SULPHUR SPRINGS — Machines roar, construction workers walk about, dust flies and the sun beats down mercilessly. All the while, the resident artist busily paints waterbirds.
Longtime local artist John Gurbacs, commissioned by the city of Tampa to beautify a bland new water pumping station building next to the Sulphur Springs Pool, has been painting for the last two months while a construction crew wraps up work on the grounds.
Gurbacs sensed at first that his hard-hatted colleagues viewed him as "a wuss or something.''
"But then they see me going up on the scaffolding and stuff,'' he says, and they decided, "Oh, he's okay.''
Now, he gets regular appraisals from the brawny critics.
"You can't beat that. That's quality work,'' says worker Keith Edwards, 26, of Tampa.
"This building was ugly. Now, it's a work of art,'' says John Resh, emphasizing the compliment for dramatic effect and grinning at Gurbacs.
Resh, a 57-year-old pipe worker from Gainesville, snaps pictures with his phone to keep his artist girlfriend updated on the progress.
Gurbacs, 64, lives in Sulphur Springs and has worked full-time as an artist since the 1980s. He has paintings in the Tampa Museum of Art, Gulf Coast Museum, USF Contemporary Art Museum and corporate offices of Tampa Electric Co. and Holland & Knight law firm.
His proposal to re-create part of the Hillsborough River ecosystem on the building, which is near the river, won the $20,000 contract from the city. Herons, manatees, a roseate spoonbill and other Hillsborough River fauna are taking shape amid the flora on the pump station walls.
The pump station was an ideal candidate for Gurbacs' brush because it is so visible to motorists on Nebraska Avenue and patrons of the swimming pool, says Robin Nigh, manager of the city's Art Programs Division. A similar beauty treatment by artist Michael Parker will soon start on Adamo Drive, where the backs of ugly warehouses will get a mural with an Ybor City theme.
Gurbacs' design for the pump station was chosen, Nigh says, because it wraps around the whole building and has an environmental, educational appeal.

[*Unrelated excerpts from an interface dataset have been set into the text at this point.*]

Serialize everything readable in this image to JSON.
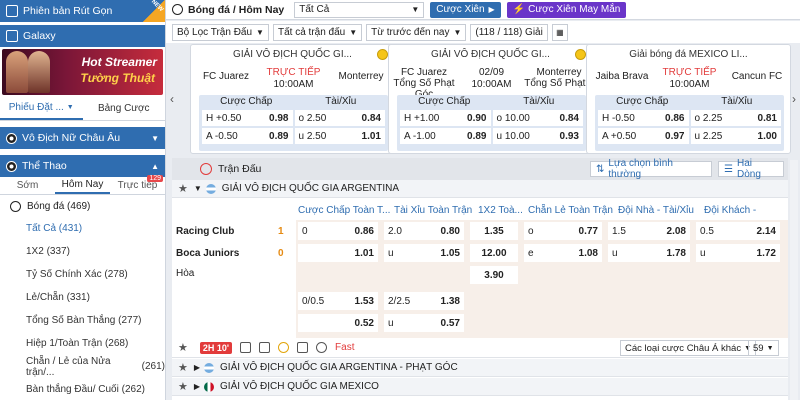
{
  "sidebar": {
    "rut_gon": "Phiên bản Rút Gọn",
    "new_badge": "NEW",
    "galaxy": "Galaxy",
    "banner_line1": "Hot Streamer",
    "banner_line2": "Tường Thuật",
    "tab_phieu": "Phiếu Đặt ...",
    "tab_bang": "Bảng Cược",
    "womens_euro": "Vô Địch Nữ Châu Âu",
    "the_thao": "Thể Thao",
    "sub_som": "Sớm",
    "sub_hom_nay": "Hôm Nay",
    "sub_truc_tiep": "Trực tiếp",
    "live_count": "129",
    "sport": "Bóng đá",
    "sport_count": "(469)",
    "items": [
      {
        "label": "Tất Cả",
        "count": "(431)"
      },
      {
        "label": "1X2",
        "count": "(337)"
      },
      {
        "label": "Tỷ Số Chính Xác",
        "count": "(278)"
      },
      {
        "label": "Lẻ/Chẵn",
        "count": "(331)"
      },
      {
        "label": "Tổng Số Bàn Thắng",
        "count": "(277)"
      },
      {
        "label": "Hiệp 1/Toàn Trận",
        "count": "(268)"
      },
      {
        "label": "Chẵn / Lẻ của Nửa trận/...",
        "count": "(261)"
      },
      {
        "label": "Bàn thắng Đầu/ Cuối",
        "count": "(262)"
      }
    ]
  },
  "topbar": {
    "title": "Bóng đá / Hôm Nay",
    "select_value": "Tất Cả",
    "cuoc_xien": "Cược Xiên",
    "cuoc_xien_may_man": "Cược Xiên May Mắn"
  },
  "filters": {
    "bo_loc": "Bộ Lọc Trận Đấu",
    "tat_ca_tran": "Tất cả trận đấu",
    "tu_truoc": "Từ trước đến nay",
    "giai_count": "(118 / 118) Giải"
  },
  "cards": [
    {
      "league": "GIẢI VÔ ĐỊCH QUỐC GI...",
      "home": "FC Juarez",
      "away": "Monterrey",
      "status": "TRỰC TIẾP",
      "time": "10:00AM",
      "h_label": "Cược Chấp",
      "ou_label": "Tài/Xỉu",
      "rows": [
        {
          "hs": "H",
          "hl": "+0.50",
          "hv": "0.98",
          "os": "o",
          "ol": "2.50",
          "ov": "0.84"
        },
        {
          "hs": "A",
          "hl": "-0.50",
          "hv": "0.89",
          "os": "u",
          "ol": "2.50",
          "ov": "1.01"
        }
      ]
    },
    {
      "league": "GIẢI VÔ ĐỊCH QUỐC GI...",
      "home": "FC Juarez Tổng Số Phạt Góc",
      "away": "Monterrey Tổng Số Phạt...",
      "status": "02/09",
      "time": "10:00AM",
      "h_label": "Cược Chấp",
      "ou_label": "Tài/Xỉu",
      "rows": [
        {
          "hs": "H",
          "hl": "+1.00",
          "hv": "0.90",
          "os": "o",
          "ol": "10.00",
          "ov": "0.84"
        },
        {
          "hs": "A",
          "hl": "-1.00",
          "hv": "0.89",
          "os": "u",
          "ol": "10.00",
          "ov": "0.93"
        }
      ]
    },
    {
      "league": "Giải bóng đá MEXICO LI...",
      "home": "Jaiba Brava",
      "away": "Cancun FC",
      "status": "TRỰC TIẾP",
      "time": "10:00AM",
      "h_label": "Cược Chấp",
      "ou_label": "Tài/Xỉu",
      "rows": [
        {
          "hs": "H",
          "hl": "-0.50",
          "hv": "0.86",
          "os": "o",
          "ol": "2.25",
          "ov": "0.81"
        },
        {
          "hs": "A",
          "hl": "+0.50",
          "hv": "0.97",
          "os": "u",
          "ol": "2.25",
          "ov": "1.00"
        }
      ]
    }
  ],
  "main": {
    "header_title": "Trận Đấu",
    "sort_select": "Lựa chọn bình thường",
    "lines_select": "Hai Dòng",
    "league1": "GIẢI VÔ ĐỊCH QUỐC GIA ARGENTINA",
    "columns": [
      "Cược Chấp Toàn T...",
      "Tài Xỉu Toàn Trận",
      "1X2 Toà...",
      "Chẵn Lẻ Toàn Trận",
      "Đội Nhà - Tài/Xỉu",
      "Đội Khách - Tài/Xỉu"
    ],
    "home": "Racing Club",
    "home_score": "1",
    "away": "Boca Juniors",
    "away_score": "0",
    "draw": "Hòa",
    "odds": {
      "r1": {
        "ah_l": "0",
        "ah_v": "0.86",
        "ou_l": "2.0",
        "ou_v": "0.80",
        "x1": "1.35",
        "oe_l": "o",
        "oe_v": "0.77",
        "hou_l": "1.5",
        "hou_v": "2.08",
        "aou_l": "0.5",
        "aou_v": "2.14"
      },
      "r2": {
        "ah_v": "1.01",
        "ou_l": "u",
        "ou_v": "1.05",
        "x2": "12.00",
        "oe_l": "e",
        "oe_v": "1.08",
        "hou_l": "u",
        "hou_v": "1.78",
        "aou_l": "u",
        "aou_v": "1.72"
      },
      "r3": {
        "xd": "3.90"
      },
      "r4": {
        "ah_l": "0/0.5",
        "ah_v": "1.53",
        "ou_l": "2/2.5",
        "ou_v": "1.38"
      },
      "r5": {
        "ah_v": "0.52",
        "ou_l": "u",
        "ou_v": "0.57"
      }
    },
    "live_time": "2H 10'",
    "fast": "Fast",
    "other_bets": "Các loại cược Châu Á khác",
    "other_count": "59",
    "league2": "GIẢI VÔ ĐỊCH QUỐC GIA ARGENTINA - PHẠT GÓC",
    "league3": "GIẢI VÔ ĐỊCH QUỐC GIA MEXICO"
  }
}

"It seems to soften the building.''
Gurbacs, 64, has loved painting all his life. He loved to draw as a little boy in his native Hungary. He jokes that his relatives showered him with positive reinforcement just to keep him sitting still.
His family escaped the Soviet-bloc country during the popular uprising in 1956. As an 8-year-old, he looked out his window to see Russian tanks set ablaze and the charred corpses of their crews. "I can close my eyes and see stuff.''

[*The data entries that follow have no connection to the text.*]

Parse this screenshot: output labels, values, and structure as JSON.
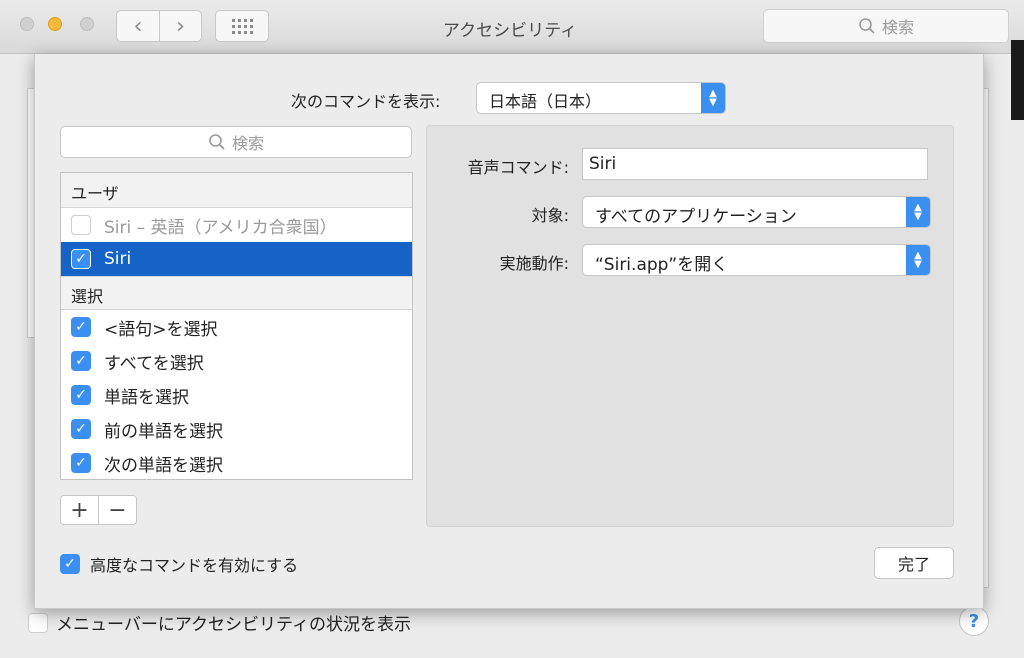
{
  "window": {
    "title": "アクセシビリティ",
    "search_placeholder": "検索",
    "nav_back_icon": "‹",
    "nav_forward_icon": "›"
  },
  "sheet": {
    "language_label": "次のコマンドを表示:",
    "language_value": "日本語（日本）",
    "search_placeholder": "検索",
    "groups": [
      {
        "header": "ユーザ",
        "items": [
          {
            "label": "Siri – 英語（アメリカ合衆国）",
            "checked": false,
            "disabled": true,
            "selected": false
          },
          {
            "label": "Siri",
            "checked": true,
            "disabled": false,
            "selected": true
          }
        ]
      },
      {
        "header": "選択",
        "items": [
          {
            "label": "<語句>を選択",
            "checked": true
          },
          {
            "label": "すべてを選択",
            "checked": true
          },
          {
            "label": "単語を選択",
            "checked": true
          },
          {
            "label": "前の単語を選択",
            "checked": true
          },
          {
            "label": "次の単語を選択",
            "checked": true
          }
        ]
      }
    ],
    "add_label": "+",
    "remove_label": "−",
    "detail": {
      "voice_command_label": "音声コマンド:",
      "voice_command_value": "Siri",
      "target_label": "対象:",
      "target_value": "すべてのアプリケーション",
      "action_label": "実施動作:",
      "action_value": "“Siri.app”を開く"
    },
    "advanced_label": "高度なコマンドを有効にする",
    "advanced_checked": true,
    "done_label": "完了"
  },
  "background": {
    "menubar_status_label": "メニューバーにアクセシビリティの状況を表示",
    "help_label": "?"
  },
  "colors": {
    "accent": "#3b8ff0",
    "selection": "#1663c7"
  }
}
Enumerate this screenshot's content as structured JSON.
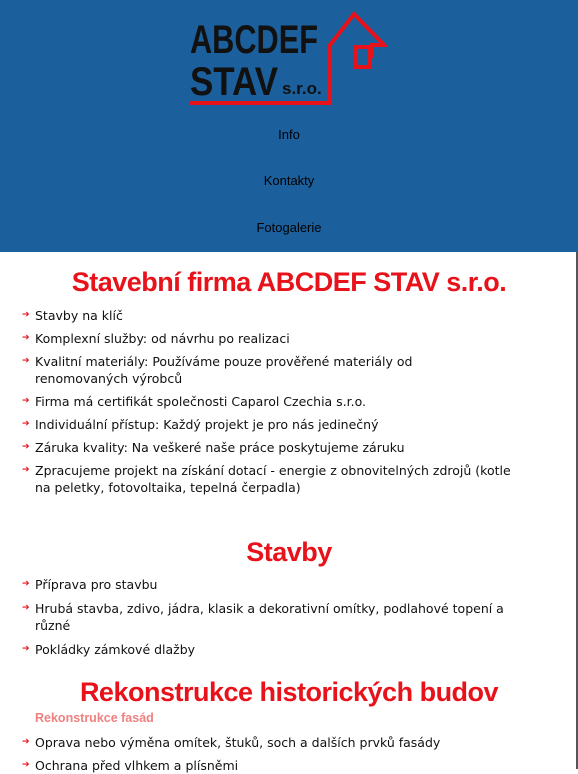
{
  "brand": {
    "line1": "ABCDEF",
    "line2": "STAV",
    "suffix": "s.r.o."
  },
  "nav": [
    {
      "label": "Info"
    },
    {
      "label": "Kontakty"
    },
    {
      "label": "Fotogalerie"
    }
  ],
  "sections": [
    {
      "title": "Stavební firma ABCDEF STAV s.r.o.",
      "items": [
        "Stavby na klíč",
        "Komplexní služby: od návrhu po realizaci",
        "Kvalitní materiály: Používáme pouze prověřené materiály od renomovaných výrobců",
        "Firma má certifikát společnosti Caparol Czechia s.r.o.",
        "Individuální přístup: Každý projekt je pro nás jedinečný",
        "Záruka kvality: Na veškeré naše práce poskytujeme záruku",
        "Zpracujeme projekt na získání dotací - energie z obnovitelných zdrojů (kotle na peletky, fotovoltaika, tepelná čerpadla)"
      ]
    },
    {
      "title": "Stavby",
      "items": [
        "Příprava pro stavbu",
        "Hrubá stavba, zdivo, jádra, klasik a dekorativní omítky, podlahové topení a různé",
        "Pokládky zámkové dlažby"
      ]
    },
    {
      "title": "Rekonstrukce historických budov",
      "subtitle": "Rekonstrukce fasád",
      "items": [
        "Oprava nebo výměna omítek, štuků, soch a dalších prvků fasády",
        "Ochrana před vlhkem a plísněmi"
      ]
    }
  ],
  "colors": {
    "header_bg": "#1b5f9c",
    "accent_red": "#e8121b",
    "subtitle_pink": "#f08080"
  },
  "icons": {
    "bullet": "arrow-bullet-icon"
  }
}
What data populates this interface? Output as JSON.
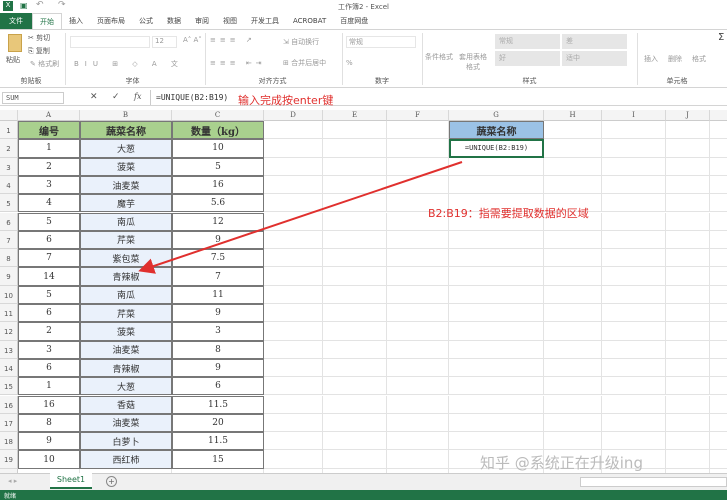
{
  "window": {
    "title": "工作簿2 - Excel"
  },
  "tabs": [
    "文件",
    "开始",
    "插入",
    "页面布局",
    "公式",
    "数据",
    "审阅",
    "视图",
    "开发工具",
    "ACROBAT",
    "百度网盘"
  ],
  "ribbon": {
    "clipboard": {
      "paste": "粘贴",
      "cut": "剪切",
      "copy": "复制",
      "format_painter": "格式刷",
      "label": "剪贴板"
    },
    "font": {
      "size": "12",
      "label": "字体"
    },
    "alignment": {
      "wrap": "自动换行",
      "merge": "合并后居中",
      "label": "对齐方式"
    },
    "number": {
      "format": "常规",
      "percent": "%",
      "label": "数字"
    },
    "styles": {
      "conditional": "条件格式",
      "table": "套用表格格式",
      "normal": "常规",
      "bad": "差",
      "good": "好",
      "neutral": "适中",
      "label": "样式"
    },
    "cells": {
      "insert": "插入",
      "delete": "删除",
      "format": "格式",
      "label": "单元格"
    },
    "editing": {
      "sum": "Σ"
    }
  },
  "formula_bar": {
    "name_box": "SUM",
    "cancel": "✕",
    "enter": "✓",
    "fx": "fx",
    "formula": "=UNIQUE(B2:B19)",
    "note": "输入完成按enter键"
  },
  "columns": [
    "A",
    "B",
    "C",
    "D",
    "E",
    "F",
    "G",
    "H",
    "I",
    "J",
    "K"
  ],
  "table": {
    "headers": [
      "编号",
      "蔬菜名称",
      "数量（kg）"
    ],
    "rows": [
      [
        "1",
        "大葱",
        "10"
      ],
      [
        "2",
        "菠菜",
        "5"
      ],
      [
        "3",
        "油麦菜",
        "16"
      ],
      [
        "4",
        "魔芋",
        "5.6"
      ],
      [
        "5",
        "南瓜",
        "12"
      ],
      [
        "6",
        "芹菜",
        "9"
      ],
      [
        "7",
        "紫包菜",
        "7.5"
      ],
      [
        "14",
        "青辣椒",
        "7"
      ],
      [
        "5",
        "南瓜",
        "11"
      ],
      [
        "6",
        "芹菜",
        "9"
      ],
      [
        "2",
        "菠菜",
        "3"
      ],
      [
        "3",
        "油麦菜",
        "8"
      ],
      [
        "6",
        "青辣椒",
        "9"
      ],
      [
        "1",
        "大葱",
        "6"
      ],
      [
        "16",
        "香菇",
        "11.5"
      ],
      [
        "8",
        "油麦菜",
        "20"
      ],
      [
        "9",
        "白萝卜",
        "11.5"
      ],
      [
        "10",
        "西红柿",
        "15"
      ]
    ]
  },
  "result": {
    "header": "蔬菜名称",
    "formula": "=UNIQUE(B2:B19)"
  },
  "annotation": "B2:B19：指需要提取数据的区域",
  "watermark": "知乎 @系统正在升级ing",
  "sheet_tab": "Sheet1",
  "status": "就绪",
  "colors": {
    "excel_green": "#217346",
    "header_green": "#a9d08e",
    "header_blue": "#9bc2e6",
    "range_fill": "#eaf1fb",
    "annotation_red": "#e0302e"
  }
}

He and hopes to finish the mural by the middle of March.
At first, climbing up and down scaffolding all day took its toll on him. It surprised Gurbacs, who swims laps and lifts weights to stay in shape.
"I could hardly walk to my car. I'm thinking, this is crazy. I'm too old for this.''
He eventually adjusted, and now he's just one of the guys on the construction site — the one in charge of the water birds.
Philip Morgan can be reached at firstname.lastname@example.org or (813) 226-3435.